[Data about app and page elements]
# # # # # # #

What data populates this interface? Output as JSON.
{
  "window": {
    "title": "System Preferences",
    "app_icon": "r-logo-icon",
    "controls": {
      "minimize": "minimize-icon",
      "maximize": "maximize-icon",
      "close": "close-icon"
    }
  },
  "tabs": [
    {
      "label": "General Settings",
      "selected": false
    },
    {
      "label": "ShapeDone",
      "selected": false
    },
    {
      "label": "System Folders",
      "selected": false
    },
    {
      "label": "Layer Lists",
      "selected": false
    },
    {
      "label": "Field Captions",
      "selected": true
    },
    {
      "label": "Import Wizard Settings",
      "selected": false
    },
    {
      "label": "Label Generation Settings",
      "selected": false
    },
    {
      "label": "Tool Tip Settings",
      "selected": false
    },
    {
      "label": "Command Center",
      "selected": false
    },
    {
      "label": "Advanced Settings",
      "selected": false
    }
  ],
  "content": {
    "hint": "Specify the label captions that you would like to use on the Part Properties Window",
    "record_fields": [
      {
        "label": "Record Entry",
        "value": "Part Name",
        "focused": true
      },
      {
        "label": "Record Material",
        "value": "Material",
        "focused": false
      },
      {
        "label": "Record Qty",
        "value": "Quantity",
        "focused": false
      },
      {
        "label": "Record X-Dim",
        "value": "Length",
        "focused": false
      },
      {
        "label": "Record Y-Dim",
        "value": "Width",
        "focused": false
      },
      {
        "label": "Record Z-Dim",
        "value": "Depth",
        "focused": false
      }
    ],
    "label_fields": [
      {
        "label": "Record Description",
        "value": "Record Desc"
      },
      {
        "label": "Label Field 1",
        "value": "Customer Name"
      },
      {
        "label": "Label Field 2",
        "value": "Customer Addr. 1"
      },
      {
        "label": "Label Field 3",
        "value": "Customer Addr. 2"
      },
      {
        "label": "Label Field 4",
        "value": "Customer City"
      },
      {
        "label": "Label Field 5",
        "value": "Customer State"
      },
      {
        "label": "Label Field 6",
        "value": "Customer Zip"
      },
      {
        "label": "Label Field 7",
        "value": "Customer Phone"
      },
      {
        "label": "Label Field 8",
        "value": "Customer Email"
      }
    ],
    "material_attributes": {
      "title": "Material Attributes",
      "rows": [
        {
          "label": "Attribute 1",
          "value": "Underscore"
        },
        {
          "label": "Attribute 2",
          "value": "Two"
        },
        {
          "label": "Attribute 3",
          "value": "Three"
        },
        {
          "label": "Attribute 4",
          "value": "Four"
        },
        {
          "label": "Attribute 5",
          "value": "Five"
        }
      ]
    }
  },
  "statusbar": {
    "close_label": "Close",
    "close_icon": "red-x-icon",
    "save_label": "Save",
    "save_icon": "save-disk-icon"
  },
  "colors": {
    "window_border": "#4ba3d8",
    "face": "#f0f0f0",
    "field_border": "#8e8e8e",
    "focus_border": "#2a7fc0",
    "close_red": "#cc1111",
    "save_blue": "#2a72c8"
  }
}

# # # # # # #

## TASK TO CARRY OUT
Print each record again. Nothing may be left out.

## SOLUTION
What data populates this interface? Output as JSON.
{
  "window": {
    "title": "System Preferences",
    "app_icon": "r-logo-icon",
    "controls": {
      "minimize": "minimize-icon",
      "maximize": "maximize-icon",
      "close": "close-icon"
    }
  },
  "tabs": [
    {
      "label": "General Settings",
      "selected": false
    },
    {
      "label": "ShapeDone",
      "selected": false
    },
    {
      "label": "System Folders",
      "selected": false
    },
    {
      "label": "Layer Lists",
      "selected": false
    },
    {
      "label": "Field Captions",
      "selected": true
    },
    {
      "label": "Import Wizard Settings",
      "selected": false
    },
    {
      "label": "Label Generation Settings",
      "selected": false
    },
    {
      "label": "Tool Tip Settings",
      "selected": false
    },
    {
      "label": "Command Center",
      "selected": false
    },
    {
      "label": "Advanced Settings",
      "selected": false
    }
  ],
  "content": {
    "hint": "Specify the label captions that you would like to use on the Part Properties Window",
    "record_fields": [
      {
        "label": "Record Entry",
        "value": "Part Name",
        "focused": true
      },
      {
        "label": "Record Material",
        "value": "Material",
        "focused": false
      },
      {
        "label": "Record Qty",
        "value": "Quantity",
        "focused": false
      },
      {
        "label": "Record X-Dim",
        "value": "Length",
        "focused": false
      },
      {
        "label": "Record Y-Dim",
        "value": "Width",
        "focused": false
      },
      {
        "label": "Record Z-Dim",
        "value": "Depth",
        "focused": false
      }
    ],
    "label_fields": [
      {
        "label": "Record Description",
        "value": "Record Desc"
      },
      {
        "label": "Label Field 1",
        "value": "Customer Name"
      },
      {
        "label": "Label Field 2",
        "value": "Customer Addr. 1"
      },
      {
        "label": "Label Field 3",
        "value": "Customer Addr. 2"
      },
      {
        "label": "Label Field 4",
        "value": "Customer City"
      },
      {
        "label": "Label Field 5",
        "value": "Customer State"
      },
      {
        "label": "Label Field 6",
        "value": "Customer Zip"
      },
      {
        "label": "Label Field 7",
        "value": "Customer Phone"
      },
      {
        "label": "Label Field 8",
        "value": "Customer Email"
      }
    ],
    "material_attributes": {
      "title": "Material Attributes",
      "rows": [
        {
          "label": "Attribute 1",
          "value": "Underscore"
        },
        {
          "label": "Attribute 2",
          "value": "Two"
        },
        {
          "label": "Attribute 3",
          "value": "Three"
        },
        {
          "label": "Attribute 4",
          "value": "Four"
        },
        {
          "label": "Attribute 5",
          "value": "Five"
        }
      ]
    }
  },
  "statusbar": {
    "close_label": "Close",
    "close_icon": "red-x-icon",
    "save_label": "Save",
    "save_icon": "save-disk-icon"
  },
  "colors": {
    "window_border": "#4ba3d8",
    "face": "#f0f0f0",
    "field_border": "#8e8e8e",
    "focus_border": "#2a7fc0",
    "close_red": "#cc1111",
    "save_blue": "#2a72c8"
  }
}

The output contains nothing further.